In what school officials are calling a “proactive measure,” unannounced police walk-throughs are happening across Quaker Valley School District buildings.
Quaker Valley Superintendent Joseph Clapper said he wants to increase the “communication and visibility of our local police forces.”
“There's certainly a vital relationship between a school building and local police,” he said.
The unannounced police walk-throughs will be conducted by local police departments with uniformed officers, district spokeswoman Tina Vojtko.
Police visited Osborne Elementary School last Friday, Vojtko said.
No specific incidents in the district prompted the walk-throughs, she said.
During the 2011-12 school year, Quaker Valley — with an enrollment of 1,943 — reported 14 safety-related incidents, 11 of which involved local law enforcement, according to state Department of Education records.

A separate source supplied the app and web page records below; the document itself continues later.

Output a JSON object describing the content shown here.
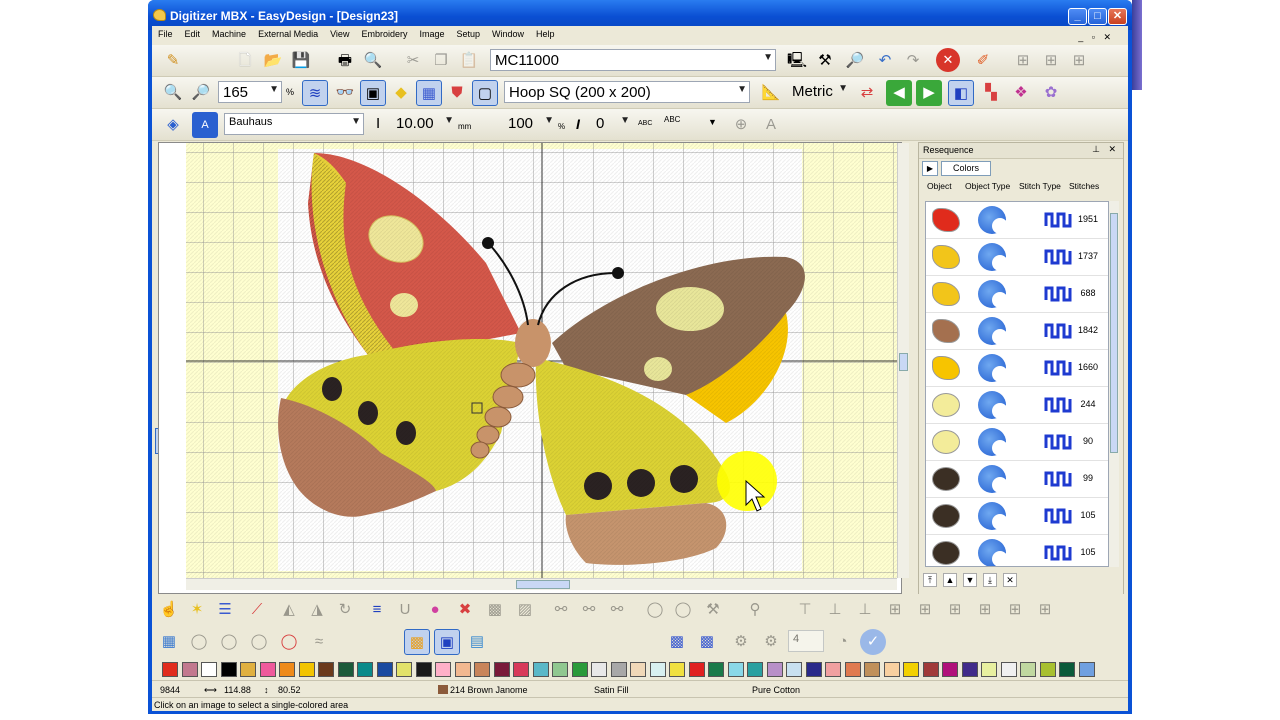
{
  "window": {
    "title": "Digitizer MBX - EasyDesign - [Design23]",
    "menu": [
      "File",
      "Edit",
      "Machine",
      "External Media",
      "View",
      "Embroidery",
      "Image",
      "Setup",
      "Window",
      "Help"
    ]
  },
  "toolbar": {
    "machine": "MC11000",
    "zoom": "165",
    "zoom_unit": "%",
    "hoop": "Hoop SQ (200 x 200)",
    "units": "Metric",
    "font": "Bauhaus",
    "letter_height": "10.00",
    "letter_height_unit": "mm",
    "letter_width": "100",
    "letter_width_unit": "%",
    "italic_label": "I",
    "italic_value": "0",
    "abc1": "ABC",
    "abc2": "ABC"
  },
  "panel": {
    "title": "Resequence",
    "tab": "Colors",
    "columns": [
      "Object",
      "Object Type",
      "Stitch Type",
      "Stitches"
    ],
    "rows": [
      {
        "stitches": "1951",
        "color": "#e02b1c"
      },
      {
        "stitches": "1737",
        "color": "#f2c51a"
      },
      {
        "stitches": "688",
        "color": "#f2c51a"
      },
      {
        "stitches": "1842",
        "color": "#a4704f"
      },
      {
        "stitches": "1660",
        "color": "#f7c400"
      },
      {
        "stitches": "244",
        "color": "#f3ec9a"
      },
      {
        "stitches": "90",
        "color": "#f3ec9a"
      },
      {
        "stitches": "99",
        "color": "#3b2f24"
      },
      {
        "stitches": "105",
        "color": "#3b2f24"
      },
      {
        "stitches": "105",
        "color": "#3b2f24"
      }
    ]
  },
  "palette": [
    "#e02b1c",
    "#c2788e",
    "#ffffff",
    "#000000",
    "#e0b040",
    "#ef5a9c",
    "#ee8a1a",
    "#f2c400",
    "#6b3a1c",
    "#1c5a3a",
    "#0a8a8a",
    "#1a4aa0",
    "#e2e26a",
    "#1a1a1a",
    "#ffb0c8",
    "#f2b890",
    "#c8845a",
    "#7a1a3a",
    "#d83a5a",
    "#5ab8c8",
    "#90c890",
    "#2a9a3a",
    "#e8e8e8",
    "#a8a8a8",
    "#f0d8b8",
    "#d8f0f0",
    "#f0e040",
    "#e02020",
    "#1a7a4a",
    "#8ad8e8",
    "#2aa0a0",
    "#b890c8",
    "#c8e0f0",
    "#2a2a8a",
    "#f0a0a0",
    "#e07a50",
    "#c0905a",
    "#f8d0a0",
    "#f2d000",
    "#a03a3a",
    "#b0107a",
    "#402a8a",
    "#e8f0a0",
    "#f0f0f0",
    "#c0d8a0",
    "#a8c030",
    "#0a5a3a",
    "#70a0e0"
  ],
  "status": {
    "stitches": "9844",
    "width": "114.88",
    "height": "80.52",
    "thread": "214 Brown Janome",
    "fill": "Satin Fill",
    "brand": "Pure Cotton",
    "hint": "Click on an image to select a single-colored area"
  },
  "colors": {
    "titlebar": "#0a52d6",
    "canvas_bg": "#ffffd0",
    "selection": "#316ac5"
  },
  "icons": [
    "pencil-icon",
    "new-icon",
    "open-icon",
    "save-icon",
    "print-icon",
    "preview-icon",
    "cut-icon",
    "copy-icon",
    "paste-icon",
    "undo-icon",
    "redo-icon",
    "stop-icon",
    "zoom-in-icon",
    "zoom-out-icon",
    "grid-icon",
    "hoop-icon",
    "pointer-icon",
    "magic-wand-icon"
  ]
}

During that same time period, Carlynton School District — with a reported enrollment of 1,426 — reported 24 incidents with three involving local law enforcement, according to records.
With an enrollment of 1,517, Avonworth School District officials reported nine incidents with no law enforcement involved, according to data during the 2011-12 year.
Across the state, eight incidents were reported during that period to involve an adult visitor or intruder, according to records. None of those incidents occurred in Allegheny County.
School district officials self-report incidents to the state Department of Education.
Since the Dec. 14 shooting at Sandy Hook Elementary School in Newtown, Conn., school districts across the country, including Quaker Valley, have been re-evaluating safety procedures, Vojtko said.
Two Quaker Valley buildings — Osborne and Quaker Valley Middle School — are located within the Sewickley Police Department coverage area. Edgeworth police respond to incidents at Edgeworth Elementary School. Quaker Valley High School is served by the Leetsdale Police Department.
“Quaker Valley has always benefited from the partnership and cooperation of its local police departments,” Clapper said. “We continue to be grateful for their guidance and leadership as we work together to keep our school community safe.”
Building principals were instructed to call individual police chiefs to help build the relationship between the local building and its police department, Clapper said.
In-school patrols would be conducted in addition to having district resource Officer Bob Wright on site daily, Clapper said.
Wright, an armed officer, is stationed at the high school but works throughout the district's four buildings when necessary, Clapper said.
Clapper said having an armed officer is “a good thing these days.”
Bobby Cherry is a staff writer for Trib Total Media. He can be reached at 412-324-1408 or email@example.com.